by Byron Spice | Monday, March 26, 2018
Andrew Moore, dean of Carnegie Mellon University's School of Computer Science, has appointed Srinivasan Seshan head of the Computer Science Department, the school's oldest and largest department, effective July 1.
He succeeds Frank Pfenning, who will return to full-time teaching and research.
"I'm sorry that Frank has decided to step down, because he's done an excellent job leading the Computer Science...
Newly Established Departmental Dissertation Award has First Recipient
by Jenn Landefeld | Wednesday, March 7, 2018
Recent Ph.D graduate, Euiwoong Lee, is the first recipient of the newly established Edmund M. Clarke Dissertation Award. Lee was advised by Computer Science Department Professor Venkat Guruswami and is currently doing postdoctoral work at New York University.
He successfully defended his thesis...
by Daniel Tkacik | Friday, March 2, 2018
"We've combined crowdsourcing, machine learning and natural...
by Shannon Riffe | Tuesday, February 27, 2018
Crucial World War II encryption devices have found a home at the Carnegie Mellon University Libraries thanks to the generosity of author Pamela McCorduck, wife of late Computer Science Department Head Joseph Traub.
Totaling more than 50 calculating machines, letters and books, the collection contains important items in the history of computing. Included are two Enigma machines, electro-mechanical rotor cipher machines used to encrypt communication. Most notably, they were used by Nazi Germany to protect military...
NSF Awards $10 Million to Interdisciplinary Researchers at Five Universities
by Byron Spice | Monday, February 26, 2018
Carnegie Mellon University is part of a five-year, $10 million program sponsored by the National Science Foundation to develop a new type of camera that peers deep beneath the skin to help diagnose and monitor a wide variety of health conditions.
The interdisciplinary effort, led by Rice University, will combine advanced optics and sophisticated computation to make sense of light that penetrates the skin but scatters off internal tissues and anatomical structures.
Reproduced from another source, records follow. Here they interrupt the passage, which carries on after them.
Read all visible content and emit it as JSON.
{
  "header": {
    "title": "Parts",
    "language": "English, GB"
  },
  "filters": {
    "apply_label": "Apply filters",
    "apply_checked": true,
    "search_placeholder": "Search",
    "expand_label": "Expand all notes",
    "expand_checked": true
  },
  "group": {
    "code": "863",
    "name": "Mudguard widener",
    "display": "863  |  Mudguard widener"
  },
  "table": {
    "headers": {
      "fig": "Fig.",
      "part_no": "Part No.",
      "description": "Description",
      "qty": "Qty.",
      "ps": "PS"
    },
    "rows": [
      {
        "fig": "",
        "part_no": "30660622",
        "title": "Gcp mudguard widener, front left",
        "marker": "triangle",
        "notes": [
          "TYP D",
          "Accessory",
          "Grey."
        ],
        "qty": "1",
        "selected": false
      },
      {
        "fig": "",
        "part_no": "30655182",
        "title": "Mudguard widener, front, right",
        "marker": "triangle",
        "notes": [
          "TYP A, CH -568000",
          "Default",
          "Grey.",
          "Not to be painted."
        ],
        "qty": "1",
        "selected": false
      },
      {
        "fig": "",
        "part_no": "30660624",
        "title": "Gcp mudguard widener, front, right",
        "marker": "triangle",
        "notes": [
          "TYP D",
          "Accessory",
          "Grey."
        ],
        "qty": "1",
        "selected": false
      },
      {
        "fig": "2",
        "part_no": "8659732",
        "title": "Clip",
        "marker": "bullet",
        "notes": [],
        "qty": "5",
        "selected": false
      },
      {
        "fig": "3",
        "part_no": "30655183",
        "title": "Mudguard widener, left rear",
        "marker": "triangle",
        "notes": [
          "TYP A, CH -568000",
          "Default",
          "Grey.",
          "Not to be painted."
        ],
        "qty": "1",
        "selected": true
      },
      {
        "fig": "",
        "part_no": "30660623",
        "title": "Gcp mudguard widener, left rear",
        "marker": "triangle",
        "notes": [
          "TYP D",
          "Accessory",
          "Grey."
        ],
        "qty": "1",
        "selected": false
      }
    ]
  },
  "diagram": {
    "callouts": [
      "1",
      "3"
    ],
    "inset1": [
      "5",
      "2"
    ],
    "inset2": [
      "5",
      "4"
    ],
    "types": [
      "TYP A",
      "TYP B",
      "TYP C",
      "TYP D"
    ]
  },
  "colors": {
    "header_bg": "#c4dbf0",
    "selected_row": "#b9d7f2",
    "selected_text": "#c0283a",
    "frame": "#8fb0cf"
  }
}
This will enable noninvasive bio-optical imaging at a cellular scale — something not...
New chair honors late Carnegie Mellon provost, tech visionary
by Byron Spice | Tuesday, February 20, 2018
Tuomas Sandholm, a computer scientist whose innovative algorithms have paired donors of life-saving kidneys with recipients and also defeated top professionals in a poker contest, will be the first recipient of Carnegie Mellon University's Angel Jordan Professorship in Computer Science.
Sandholm, a professor in the Computer Science Department (CSD) and a leader of the CMU AI initiative to promote artificial intelligence research, is the founder and director...
Editors Cite "Strong Community of Female Coders"
by Byron Spice | Thursday, February 15, 2018
Seventeen magazine has named Carnegie Mellon University one of its 2018 "Cool Schools," citing the large number of women enrolled in science, technology, engineering and mathematics programs.
The editors noted CMU's "strong community of female coders," and mentioned that the School of Computer Science class of 2020 is almost 50 percent female. Women@SCS, the pioneering group that has...
by Byron Spice | Thursday, February 15, 2018
School of Computer Science faculty members Chris Harrison, Bryan Parno, Andrew Pavlo and Andreas Pfenning have received 2018 Sloan Research Fellowships, which honor early career scholars whose achievements put them among the very best scientific minds working today. They, along with CMU mechanical engineer Venkat Viswanathan, are among 126 outstanding North American researchers honored by the Alfred P. Sloan Foundation.
Winners receive a two-year, $65,000 fellowship to further their research.
"The Sloan Research...
by Carnegie Mellon News | Friday, February 9, 2018
Carnegie Mellon University alumnus and trustee Edward Frank, who led the development of four generations of Macintosh computers, has been elected to the National Academy of Engineering — one of the highest professional distinctions an engineer can receive.
Frank earned his Ph.D. from the School of Computer Science in 1985 and has been a member of CMU's Board of Trustees...
CMU Team Will Receive $250,000 To Develop Socialbot
by Byron Spice | Tuesday, February 6, 2018
Amazon has selected a Carnegie Mellon University team as one of eight worldwide to compete for its Alexa Prize by developing a socialbot to converse coherently and engagingly with people on a range of popular topics and current events, from sports to technology.
Each team, including CMU's 11-member group, will receive $250,000 to develop technology for conversational artificial intelligence. They are competing for a $500,000 top prize. The winning team's university will receive a $1 million research grant if its...